More advanced techniques such as the no-leg (using only your arms) or the L-sit (keeping your legs in a pike position) require extreme upper-body strength and should only be reserved for those who are able to safely pull themselves up and lower themselves down.
Depending on their variation, battle-rope combinations can be targeted or work your entire body all at once. I train my athletes in different planes of motion: sagittal (right/left), frontal (front/back), and transverse (rotational). This teaches them to be able to move in different directions with force and power. This should also be incorporated for everyone, not only to prevent injuries and muscle imbalances but to offer different challenges for well-rounded power and fitness. They are also a good way to break up any training monotony that has set in. Check out a few of my favorite battle-rope exercises:
Double Wave: The double wave is the easiest variation to master, but very effective. Hold one end of the rope in each hand with your feet shoulder-width apart. Stand in an athletic position with your hips back and chest up. Brace your abs and move the ropes up and down, creating a wave-like motion. As the ropes go up, extend your hips by driving through your legs and as the ropes come back down, re-bend your hips and knees.
Alternating Wave: These are done the same way as the double wave except you alternate between your right and left arms. This is more intense and demands greater coordination, especially as fatigue sets in.
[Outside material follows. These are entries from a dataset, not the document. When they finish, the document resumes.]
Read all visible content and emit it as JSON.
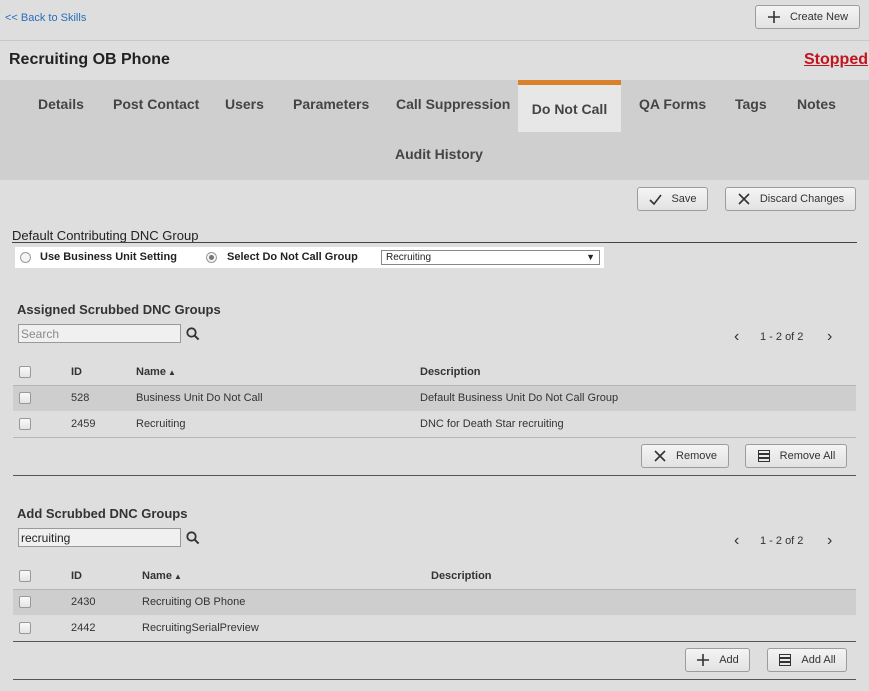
{
  "topbar": {
    "back_link": "<< Back to Skills",
    "create_new": "Create New"
  },
  "header": {
    "title": "Recruiting OB Phone",
    "status": "Stopped"
  },
  "tabs": [
    "Details",
    "Post Contact",
    "Users",
    "Parameters",
    "Call Suppression",
    "Do Not Call",
    "QA Forms",
    "Tags",
    "Notes",
    "Audit History"
  ],
  "active_tab": "Do Not Call",
  "actions": {
    "save": "Save",
    "discard": "Discard Changes"
  },
  "default_group": {
    "label": "Default Contributing DNC Group",
    "option_business_unit": "Use Business Unit Setting",
    "option_select": "Select Do Not Call Group",
    "selected_option": "Select Do Not Call Group",
    "select_value": "Recruiting"
  },
  "assigned": {
    "title": "Assigned Scrubbed DNC Groups",
    "search_placeholder": "Search",
    "search_value": "",
    "pager": "1 - 2 of 2",
    "columns": {
      "id": "ID",
      "name": "Name",
      "description": "Description"
    },
    "rows": [
      {
        "id": "528",
        "name": "Business Unit Do Not Call",
        "description": "Default Business Unit Do Not Call Group"
      },
      {
        "id": "2459",
        "name": "Recruiting",
        "description": "DNC for Death Star recruiting"
      }
    ],
    "remove": "Remove",
    "remove_all": "Remove All"
  },
  "add": {
    "title": "Add Scrubbed DNC Groups",
    "search_value": "recruiting",
    "pager": "1 - 2 of 2",
    "columns": {
      "id": "ID",
      "name": "Name",
      "description": "Description"
    },
    "rows": [
      {
        "id": "2430",
        "name": "Recruiting OB Phone",
        "description": ""
      },
      {
        "id": "2442",
        "name": "RecruitingSerialPreview",
        "description": ""
      }
    ],
    "add": "Add",
    "add_all": "Add All"
  },
  "colors": {
    "accent": "#d9822b",
    "status": "#c0141e",
    "link": "#2a6ebb"
  }
}
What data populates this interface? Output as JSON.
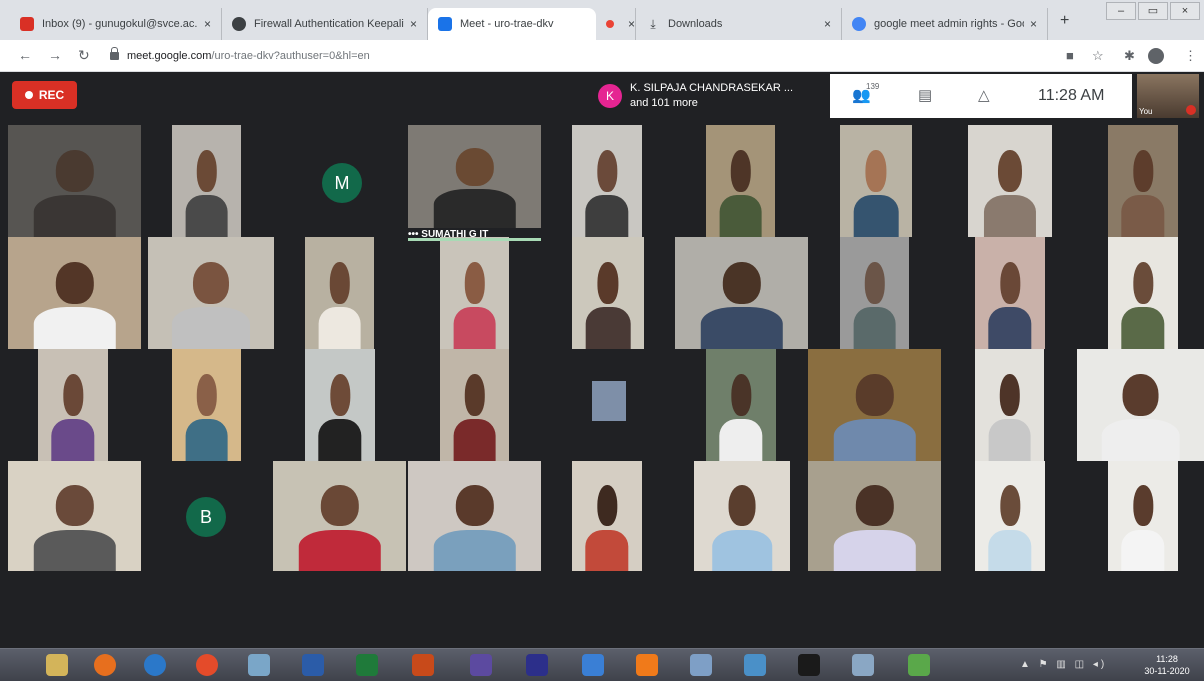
{
  "browser": {
    "tabs": [
      {
        "title": "Inbox (9) - gunugokul@svce.ac.i",
        "close": "×",
        "fav_color": "#d93025"
      },
      {
        "title": "Firewall Authentication Keepaliv",
        "close": "×",
        "fav_color": "#3c4043"
      },
      {
        "title": "Meet - uro-trae-dkv",
        "close": "×",
        "fav_color": "#1a73e8",
        "active": true
      },
      {
        "title": "",
        "close": "×",
        "fav_color": "#ea4335"
      },
      {
        "title": "Downloads",
        "close": "×",
        "fav_color": "#ffffff"
      },
      {
        "title": "google meet admin rights - Goo",
        "close": "×",
        "fav_color": "#4285f4"
      }
    ],
    "new_tab": "+",
    "window_controls": [
      "–",
      "▭",
      "×"
    ],
    "url_host": "meet.google.com",
    "url_path": "/uro-trae-dkv?authuser=0&hl=en"
  },
  "meet": {
    "recording_label": "REC",
    "presenter_initial": "K",
    "presenter_line1": "K. SILPAJA CHANDRASEKAR ...",
    "presenter_line2": "and 101 more",
    "participant_count": "139",
    "time": "11:28 AM",
    "self_label": "You",
    "speaker_name": "SUMATHI G IT",
    "initial_tiles": [
      "M",
      "B"
    ],
    "tiles": [
      {
        "bg": "#575552",
        "skin": "#4a3a30",
        "shirt": "#3a3634"
      },
      {
        "bg": "#b7b3ad",
        "skin": "#6b4a36",
        "shirt": "#4a4a4a"
      },
      {
        "bg": "#7e7a74",
        "skin": "#6a4a33",
        "shirt": "#2a2a2a"
      },
      {
        "bg": "#c9c7c2",
        "skin": "#6b4a3a",
        "shirt": "#3e3e3e"
      },
      {
        "bg": "#a49478",
        "skin": "#4e3527",
        "shirt": "#4a5b3a"
      },
      {
        "bg": "#b9b3a4",
        "skin": "#a57455",
        "shirt": "#35546f"
      },
      {
        "bg": "#d8d5cf",
        "skin": "#6b4a36",
        "shirt": "#8a7a6e"
      },
      {
        "bg": "#8a7a66",
        "skin": "#5d3d2c",
        "shirt": "#7a5b48"
      },
      {
        "bg": "#b7a48c",
        "skin": "#533627",
        "shirt": "#f1f1f1"
      },
      {
        "bg": "#c5c0b6",
        "skin": "#7a5440",
        "shirt": "#c0c0c0"
      },
      {
        "bg": "#b8b1a1",
        "skin": "#6a4835",
        "shirt": "#ede8e0"
      },
      {
        "bg": "#c9c4ba",
        "skin": "#8a5c44",
        "shirt": "#c84a60"
      },
      {
        "bg": "#ccc8bc",
        "skin": "#5a3a2a",
        "shirt": "#4a3a36"
      },
      {
        "bg": "#b0aea8",
        "skin": "#4a3426",
        "shirt": "#3a4b66"
      },
      {
        "bg": "#9a9a9a",
        "skin": "#6b5548",
        "shirt": "#5a6a6a"
      },
      {
        "bg": "#c9b1a9",
        "skin": "#6a4837",
        "shirt": "#3e4a66"
      },
      {
        "bg": "#e8e6e0",
        "skin": "#6a4c3a",
        "shirt": "#5a6a48"
      },
      {
        "bg": "#c8c0b5",
        "skin": "#6a4837",
        "shirt": "#6a4a8a"
      },
      {
        "bg": "#d5b88a",
        "skin": "#8a6048",
        "shirt": "#3f6f86"
      },
      {
        "bg": "#c4c8c6",
        "skin": "#6e4b38",
        "shirt": "#222222"
      },
      {
        "bg": "#c0b6a8",
        "skin": "#5a3a2a",
        "shirt": "#7a2a2a"
      },
      {
        "bg": "#6f7f6a",
        "skin": "#4a3428",
        "shirt": "#eeeeee"
      },
      {
        "bg": "#8a6e40",
        "skin": "#5a3c2a",
        "shirt": "#6f89ac"
      },
      {
        "bg": "#e3e1dc",
        "skin": "#4e3428",
        "shirt": "#c8c8c8"
      },
      {
        "bg": "#e9e9e6",
        "skin": "#5a3c2d",
        "shirt": "#eeeeee"
      },
      {
        "bg": "#d9d2c4",
        "skin": "#6a4a3a",
        "shirt": "#5a5a5a"
      },
      {
        "bg": "#c7c2b4",
        "skin": "#6a4836",
        "shirt": "#c02a3a"
      },
      {
        "bg": "#cec8c2",
        "skin": "#5a3a2b",
        "shirt": "#7aa0bd"
      },
      {
        "bg": "#d5cec3",
        "skin": "#3e2a20",
        "shirt": "#c24a3a"
      },
      {
        "bg": "#ded9d0",
        "skin": "#5a3e2e",
        "shirt": "#9fc3e0"
      },
      {
        "bg": "#a8a08e",
        "skin": "#4a3226",
        "shirt": "#d6d3ea"
      },
      {
        "bg": "#ecebe7",
        "skin": "#6a4c3a",
        "shirt": "#c5dbe9"
      },
      {
        "bg": "#ecebe7",
        "skin": "#5a3c2d",
        "shirt": "#f4f4f4"
      }
    ]
  },
  "taskbar": {
    "icons": [
      "#d3b45a",
      "#e76f1e",
      "#2b78c9",
      "#e44b2a",
      "#7aa6c8",
      "#2b5ca8",
      "#1f7a3a",
      "#c84a1a",
      "#5c4aa0",
      "#2c2f8a",
      "#3a7fd5",
      "#f07a1a",
      "#7e9fc6",
      "#4a90c8",
      "#1a1a1a",
      "#8aa7c4",
      "#5aa84a"
    ],
    "time": "11:28",
    "date": "30-11-2020"
  }
}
Rotational Uppercuts: Popularized by MMA fighters, this trains athletes in the transverse plane, which is crucial for high performance. Grasp the rope with your thumbs pointing up as if you were to throw a punch. The handles of the rope should also be pointed upward. Rotate your hips and throw alternating uppercut punches. Similar to the other movements, keep your abs braced and start in an athletic position. As you become more comfortable with the continuous motion, bend and move your upper body in a “bob and weave” motion similar to a boxer. This is a great conditioning exercise since the rope is weighted and you are moving your body in a rotational manner, which heightens the intensity.
By Cornell Hunt, CSCS